A strategy called targeted gene repair was developed to facilitate the process of gene therapy using a chimeric RNA-DNA oligonucleotide. Experiments demonstrated the feasibility of using the chimeric oligonucleotide to introduce point conversion in genes in vitro and in vivo. However, barriers exist in the low and/or inconstant frequency of gene repair. To overcome this difficulty, three main aspects should be considered. One is designing a more effective structure of the oligonucleotide. Trials have included lengthening the homologous region, displacing the mismatch on the chimeric strand and inventing a novel thioate-modified single-stranded DNA, which was demonstrated to be more active than the primary chimera in cell-free extracts. The second aspect is optimizing the delivery system. Producing synthetic carriers for efficient and specific transfection is demanding, especially for treatment in vivo where targeting is difficult. The third and most important aspect lies in the elucidation of the mechanism of the strategy. Investigation of the mechanism of strand exchange between the oligonucleotide molecule and double-stranded DNA in prokaryotes may greatly help to understand the mechanism of gene repair in eukaryotes. The development of this strategy holds great potential for the treatment of genetic defects and other purposes.

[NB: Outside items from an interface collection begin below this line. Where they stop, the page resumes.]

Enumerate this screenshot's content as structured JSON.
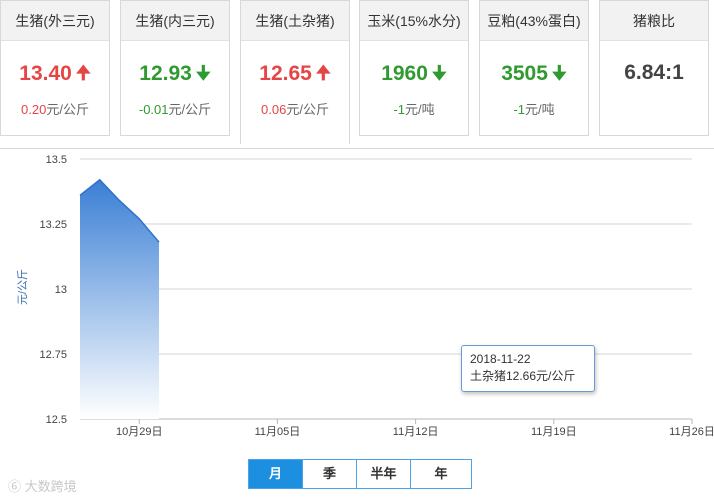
{
  "cards": [
    {
      "title": "生猪(外三元)",
      "price": "13.40",
      "direction": "up",
      "change": "0.20",
      "unit": "元/公斤"
    },
    {
      "title": "生猪(内三元)",
      "price": "12.93",
      "direction": "down",
      "change": "-0.01",
      "unit": "元/公斤"
    },
    {
      "title": "生猪(土杂猪)",
      "price": "12.65",
      "direction": "up",
      "change": "0.06",
      "unit": "元/公斤"
    },
    {
      "title": "玉米(15%水分)",
      "price": "1960",
      "direction": "down",
      "change": "-1",
      "unit": "元/吨"
    },
    {
      "title": "豆粕(43%蛋白)",
      "price": "3505",
      "direction": "down",
      "change": "-1",
      "unit": "元/吨"
    },
    {
      "title": "猪粮比",
      "price": "6.84:1",
      "direction": "flat",
      "change": "",
      "unit": ""
    }
  ],
  "colors": {
    "up": "#e64545",
    "down": "#2f9a2f",
    "area_top": "#3a7fd5",
    "area_bottom": "#ffffff",
    "accent": "#1d8fe1"
  },
  "chart_data": {
    "type": "area",
    "ylabel": "元/公斤",
    "ylim": [
      12.5,
      13.5
    ],
    "yticks": [
      13.5,
      13.25,
      13,
      12.75,
      12.5
    ],
    "ytick_labels": [
      "13.5",
      "13.25",
      "13",
      "12.75",
      "12.5"
    ],
    "xlim": [
      "2018-10-26",
      "2018-11-26"
    ],
    "xticks": [
      "2018-10-29",
      "2018-11-05",
      "2018-11-12",
      "2018-11-19",
      "2018-11-26"
    ],
    "xtick_labels": [
      "10月29日",
      "11月05日",
      "11月12日",
      "11月19日",
      "11月26日"
    ],
    "grid": true,
    "series": [
      {
        "x": [
          "2018-10-26",
          "2018-10-27",
          "2018-10-28",
          "2018-10-29",
          "2018-10-30"
        ],
        "y": [
          13.36,
          13.42,
          13.34,
          13.27,
          13.18
        ]
      }
    ]
  },
  "tooltip": {
    "date": "2018-11-22",
    "text": "土杂猪12.66元/公斤"
  },
  "periods": [
    {
      "label": "月",
      "active": true
    },
    {
      "label": "季",
      "active": false
    },
    {
      "label": "半年",
      "active": false
    },
    {
      "label": "年",
      "active": false
    }
  ],
  "watermark": "大数跨境"
}
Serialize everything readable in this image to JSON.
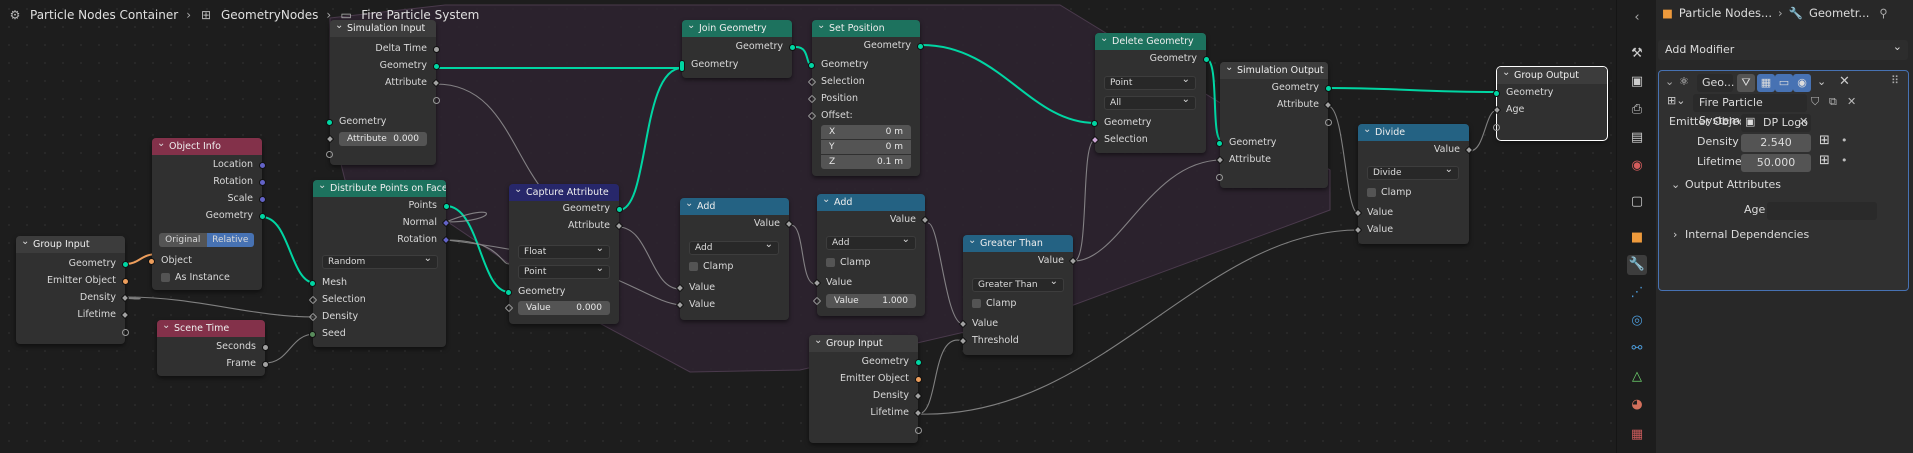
{
  "breadcrumb": {
    "items": [
      "Particle Nodes Container",
      "GeometryNodes",
      "Fire Particle System"
    ]
  },
  "nodes": {
    "sim_input": {
      "title": "Simulation Input",
      "outputs": [
        "Delta Time",
        "Geometry",
        "Attribute"
      ],
      "inputs": [
        "Geometry"
      ],
      "attr_label": "Attribute",
      "attr_value": "0.000"
    },
    "object_info": {
      "title": "Object Info",
      "outputs": [
        "Location",
        "Rotation",
        "Scale",
        "Geometry"
      ],
      "seg": [
        "Original",
        "Relative"
      ],
      "inputs": [
        "Object",
        "As Instance"
      ]
    },
    "group_input_left": {
      "title": "Group Input",
      "outputs": [
        "Geometry",
        "Emitter Object",
        "Density",
        "Lifetime"
      ]
    },
    "scene_time": {
      "title": "Scene Time",
      "outputs": [
        "Seconds",
        "Frame"
      ]
    },
    "distribute": {
      "title": "Distribute Points on Faces",
      "outputs": [
        "Points",
        "Normal",
        "Rotation"
      ],
      "mode": "Random",
      "inputs": [
        "Mesh",
        "Selection",
        "Density",
        "Seed"
      ]
    },
    "capture": {
      "title": "Capture Attribute",
      "outputs": [
        "Geometry",
        "Attribute"
      ],
      "type": "Float",
      "domain": "Point",
      "inputs": [
        "Geometry"
      ],
      "value_label": "Value",
      "value": "0.000"
    },
    "join": {
      "title": "Join Geometry",
      "outputs": [
        "Geometry"
      ],
      "inputs": [
        "Geometry"
      ]
    },
    "set_position": {
      "title": "Set Position",
      "outputs": [
        "Geometry"
      ],
      "inputs": [
        "Geometry",
        "Selection",
        "Position",
        "Offset:"
      ],
      "offset": [
        {
          "k": "X",
          "v": "0 m"
        },
        {
          "k": "Y",
          "v": "0 m"
        },
        {
          "k": "Z",
          "v": "0.1 m"
        }
      ]
    },
    "add1": {
      "title": "Add",
      "outputs": [
        "Value"
      ],
      "op": "Add",
      "clamp": "Clamp",
      "inputs": [
        "Value",
        "Value"
      ]
    },
    "add2": {
      "title": "Add",
      "outputs": [
        "Value"
      ],
      "op": "Add",
      "clamp": "Clamp",
      "inputs": [
        "Value"
      ],
      "value_label": "Value",
      "value": "1.000"
    },
    "group_input_mid": {
      "title": "Group Input",
      "outputs": [
        "Geometry",
        "Emitter Object",
        "Density",
        "Lifetime"
      ]
    },
    "greater": {
      "title": "Greater Than",
      "outputs": [
        "Value"
      ],
      "op": "Greater Than",
      "clamp": "Clamp",
      "inputs": [
        "Value",
        "Threshold"
      ]
    },
    "delete": {
      "title": "Delete Geometry",
      "outputs": [
        "Geometry"
      ],
      "domain": "Point",
      "mode": "All",
      "inputs": [
        "Geometry",
        "Selection"
      ]
    },
    "sim_output": {
      "title": "Simulation Output",
      "outputs": [
        "Geometry",
        "Attribute"
      ],
      "inputs": [
        "Geometry",
        "Attribute"
      ]
    },
    "divide": {
      "title": "Divide",
      "outputs": [
        "Value"
      ],
      "op": "Divide",
      "clamp": "Clamp",
      "inputs": [
        "Value",
        "Value"
      ]
    },
    "group_output": {
      "title": "Group Output",
      "inputs": [
        "Geometry",
        "Age"
      ]
    }
  },
  "properties": {
    "breadcrumb": [
      "Particle Nodes...",
      "Geometr..."
    ],
    "add_modifier": "Add Modifier",
    "modifier_name": "Geo...",
    "node_group": "Fire Particle System",
    "emitter_label": "Emitter Object",
    "emitter_value": "DP Logo",
    "density_label": "Density",
    "density_value": "2.540",
    "lifetime_label": "Lifetime",
    "lifetime_value": "50.000",
    "output_attrs": "Output Attributes",
    "age_label": "Age",
    "age_value": "",
    "internal": "Internal Dependencies"
  },
  "colors": {
    "geometry_socket": "#00d6a3",
    "selection_accent": "#4772b3",
    "geo_header": "#1d725e",
    "input_header": "#83314a",
    "attr_header": "#27276a",
    "util_header": "#246283"
  }
}
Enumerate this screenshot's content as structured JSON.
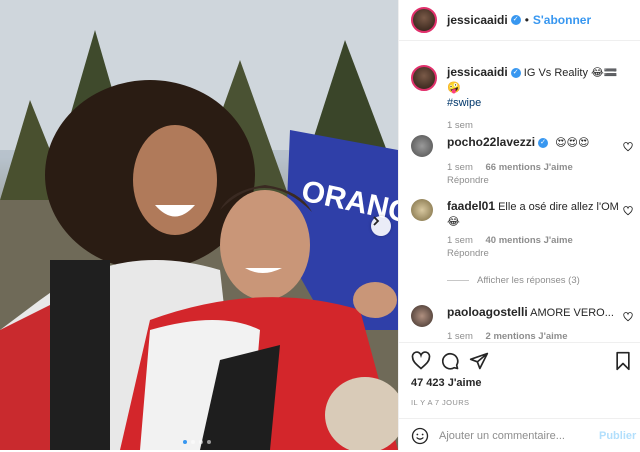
{
  "post": {
    "author": "jessicaaidi",
    "follow_label": "S'abonner",
    "dot_separator": "•",
    "caption_text": "IG Vs Reality 😂🟰🤪",
    "caption_hashtag": "#swipe",
    "caption_time": "1 sem",
    "carousel_dot_count": 4
  },
  "comments": [
    {
      "username": "pocho22lavezzi",
      "verified": true,
      "text": "😍😍😍",
      "time": "1 sem",
      "likes": "66 mentions J'aime",
      "reply_label": "Répondre"
    },
    {
      "username": "faadel01",
      "verified": false,
      "text": "Elle a osé dire allez l'OM 😂",
      "time": "1 sem",
      "likes": "40 mentions J'aime",
      "reply_label": "Répondre",
      "view_replies": "Afficher les réponses (3)"
    },
    {
      "username": "paoloagostelli",
      "verified": false,
      "text": "AMORE VERO...",
      "time": "1 sem",
      "likes": "2 mentions J'aime"
    }
  ],
  "actions": {
    "likes_count": "47 423 J'aime",
    "date": "IL Y A 7 JOURS",
    "comment_placeholder": "Ajouter un commentaire...",
    "publish_label": "Publier"
  },
  "photo": {
    "sign_text": "ORANGIN"
  },
  "colors": {
    "accent_blue": "#3897f0",
    "publish_disabled": "#b2dffc",
    "sign_blue": "#2f3fa8",
    "jacket_red": "#d3262b"
  }
}
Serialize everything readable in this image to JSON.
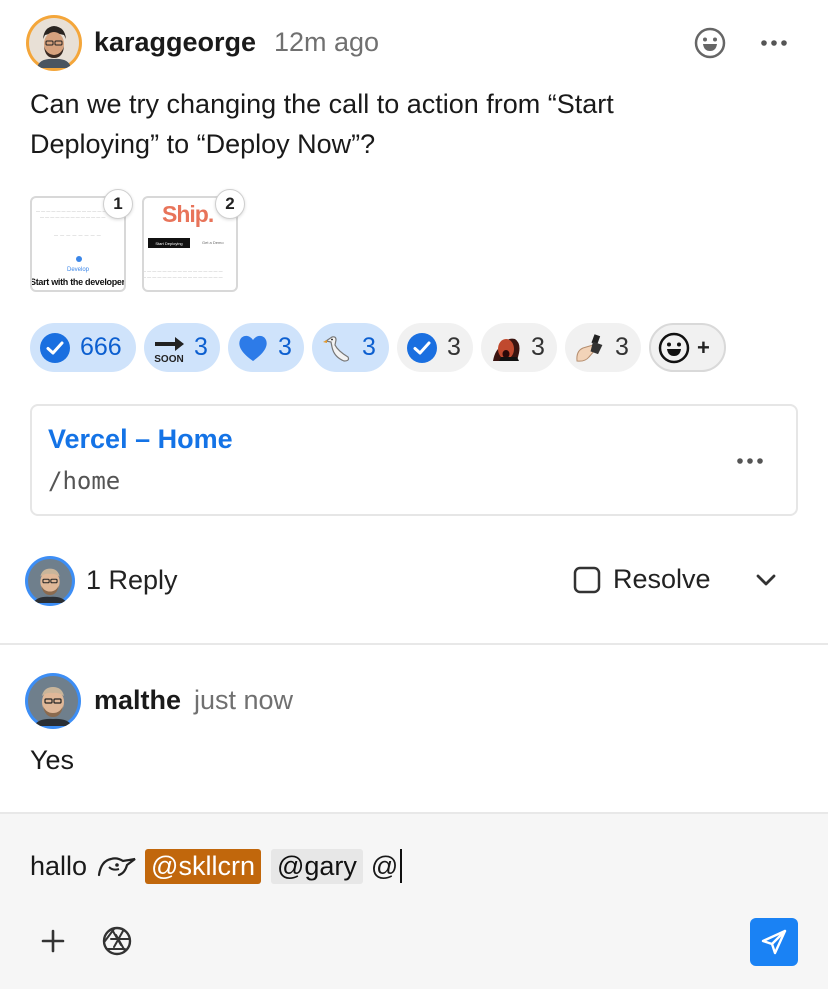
{
  "comment": {
    "author": "karaggeorge",
    "time": "12m ago",
    "body": "Can we try changing the call to action from “Start Deploying” to “Deploy Now”?",
    "attachments": [
      {
        "badge": "1",
        "caption": "Start with the developer",
        "sub_label": "Develop"
      },
      {
        "badge": "2",
        "brand": "Ship.",
        "button_label": "Start Deploying",
        "secondary_label": "Get a Demo"
      }
    ]
  },
  "reactions": [
    {
      "emoji": "check-mark-button",
      "count": "666",
      "active": true
    },
    {
      "emoji": "soon-arrow",
      "count": "3",
      "active": true
    },
    {
      "emoji": "blue-heart",
      "count": "3",
      "active": true
    },
    {
      "emoji": "goose",
      "count": "3",
      "active": true
    },
    {
      "emoji": "check-mark-button",
      "count": "3",
      "active": false
    },
    {
      "emoji": "screaming-face",
      "count": "3",
      "active": false
    },
    {
      "emoji": "nail-polish",
      "count": "3",
      "active": false
    }
  ],
  "add_reaction_label": "+",
  "link_card": {
    "title": "Vercel – Home",
    "path": "/home"
  },
  "thread": {
    "reply_count_label": "1 Reply",
    "resolve_label": "Resolve"
  },
  "reply": {
    "author": "malthe",
    "time": "just now",
    "body": "Yes"
  },
  "composer": {
    "text_before": "hallo",
    "mention_1": "@skllcrn",
    "mention_2": "@gary",
    "trailing": "@"
  },
  "colors": {
    "accent": "#1a82f4",
    "link": "#1473e6",
    "reaction_active_bg": "#cfe3fb",
    "mention_1_bg": "#c1670c",
    "mention_2_bg": "#e7e7e7",
    "author_ring": "#f4a63a",
    "reply_ring": "#3d8ef5"
  }
}
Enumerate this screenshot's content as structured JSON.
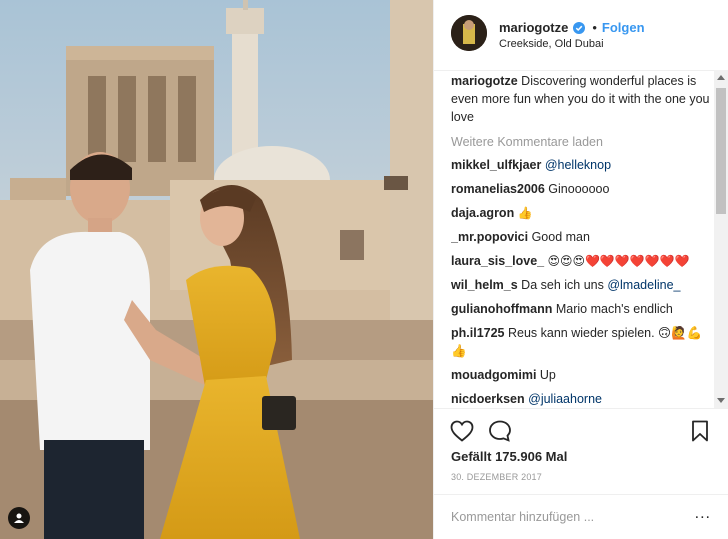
{
  "post": {
    "username": "mariogotze",
    "follow_label": "Folgen",
    "separator": "•",
    "location": "Creekside, Old Dubai",
    "caption_user": "mariogotze",
    "caption_text": " Discovering wonderful places is even more fun when you do it with the one you love",
    "load_more": "Weitere Kommentare laden",
    "likes": "Gefällt 175.906 Mal",
    "date": "30. DEZEMBER 2017",
    "comment_placeholder": "Kommentar hinzufügen ...",
    "more_label": "..."
  },
  "comments": [
    {
      "user": "mikkel_ulfkjaer",
      "text": " ",
      "mention": "@helleknop"
    },
    {
      "user": "romanelias2006",
      "text": " Ginoooooo"
    },
    {
      "user": "daja.agron",
      "text": " 👍"
    },
    {
      "user": "_mr.popovici",
      "text": " Good man"
    },
    {
      "user": "laura_sis_love_",
      "text": " 😍😍😍❤️❤️❤️❤️❤️❤️❤️"
    },
    {
      "user": "wil_helm_s",
      "text": " Da seh ich uns ",
      "mention": "@lmadeline_"
    },
    {
      "user": "gulianohoffmann",
      "text": " Mario mach's endlich"
    },
    {
      "user": "ph.il1725",
      "text": " Reus kann wieder spielen. 🙃🙋💪👍"
    },
    {
      "user": "mouadgomimi",
      "text": " Up"
    },
    {
      "user": "nicdoerksen",
      "text": " ",
      "mention": "@juliaahorne"
    }
  ],
  "icons": {
    "like": "heart-icon",
    "comment": "comment-bubble-icon",
    "save": "bookmark-icon",
    "verified": "verified-badge-icon",
    "tag": "user-tag-icon"
  },
  "colors": {
    "link": "#3897f0",
    "mention": "#003569",
    "muted": "#999999",
    "text": "#262626"
  }
}
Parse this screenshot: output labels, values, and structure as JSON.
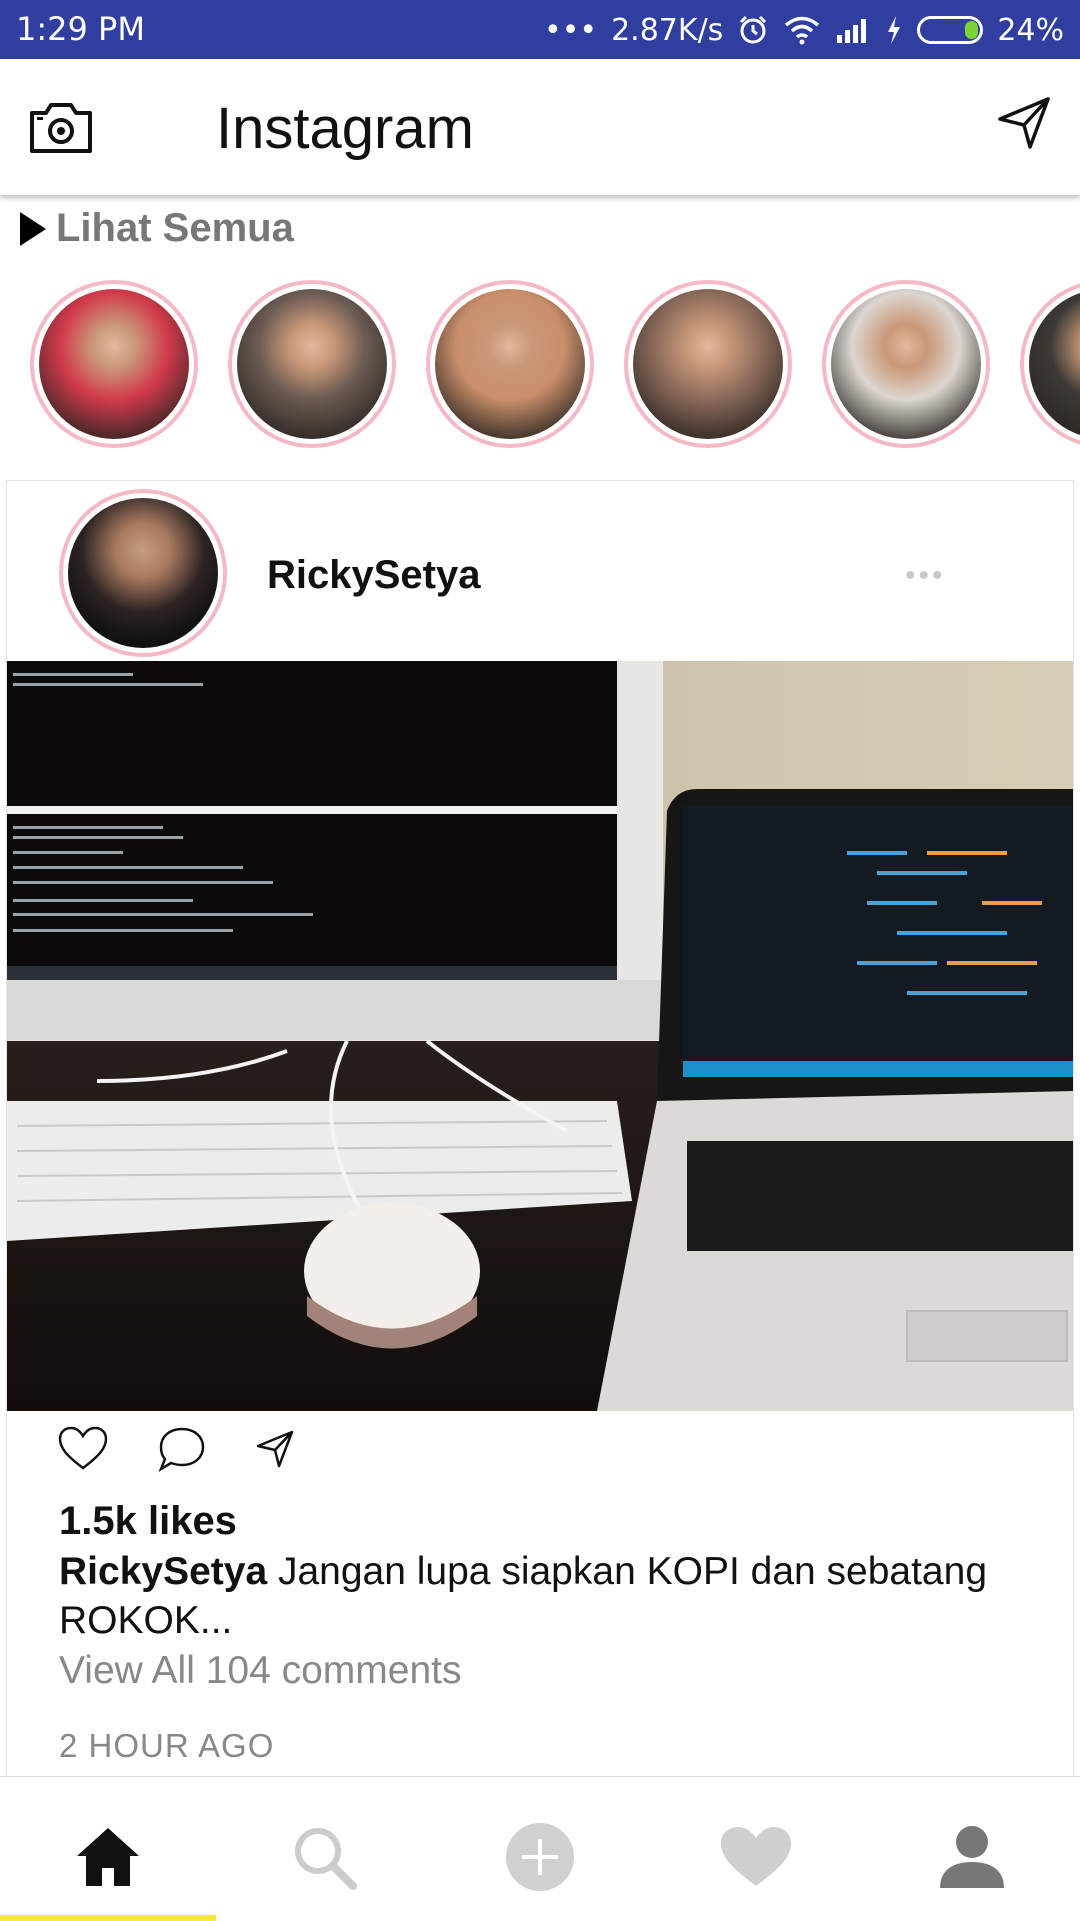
{
  "status_bar": {
    "time": "1:29 PM",
    "signal_dots": "•••",
    "net_speed": "2.87K/s",
    "battery": "24%",
    "battery_level": 0.24,
    "bg_color": "#303f9f"
  },
  "header": {
    "title": "Instagram",
    "camera_icon": "camera-icon",
    "direct_icon": "paper-plane-icon"
  },
  "stories": {
    "see_all": "Lihat Semua",
    "ring_color": "#f5b9c6",
    "items": [
      {
        "icon": "story-avatar",
        "tone": "#d23a4b"
      },
      {
        "icon": "story-avatar",
        "tone": "#6a5a52"
      },
      {
        "icon": "story-avatar",
        "tone": "#c98f6b"
      },
      {
        "icon": "story-avatar",
        "tone": "#8a6a5a"
      },
      {
        "icon": "story-avatar",
        "tone": "#dcd6d0"
      },
      {
        "icon": "story-avatar",
        "tone": "#3c3a36"
      }
    ]
  },
  "post": {
    "username": "RickySetya",
    "more": "•••",
    "likes": "1.5k likes",
    "caption_user": "RickySetya",
    "caption_text": " Jangan lupa siapkan KOPI dan sebatang ROKOK...",
    "view_comments": "View All 104 comments",
    "time": "2 HOUR AGO"
  },
  "bottom_nav": {
    "items": [
      "home-icon",
      "search-icon",
      "add-icon",
      "heart-icon",
      "profile-icon"
    ],
    "active": "home-icon",
    "indicator_color": "#f7ea3a"
  }
}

Copyright 2001 National Science Council, ROC and S. Karger AG, Basel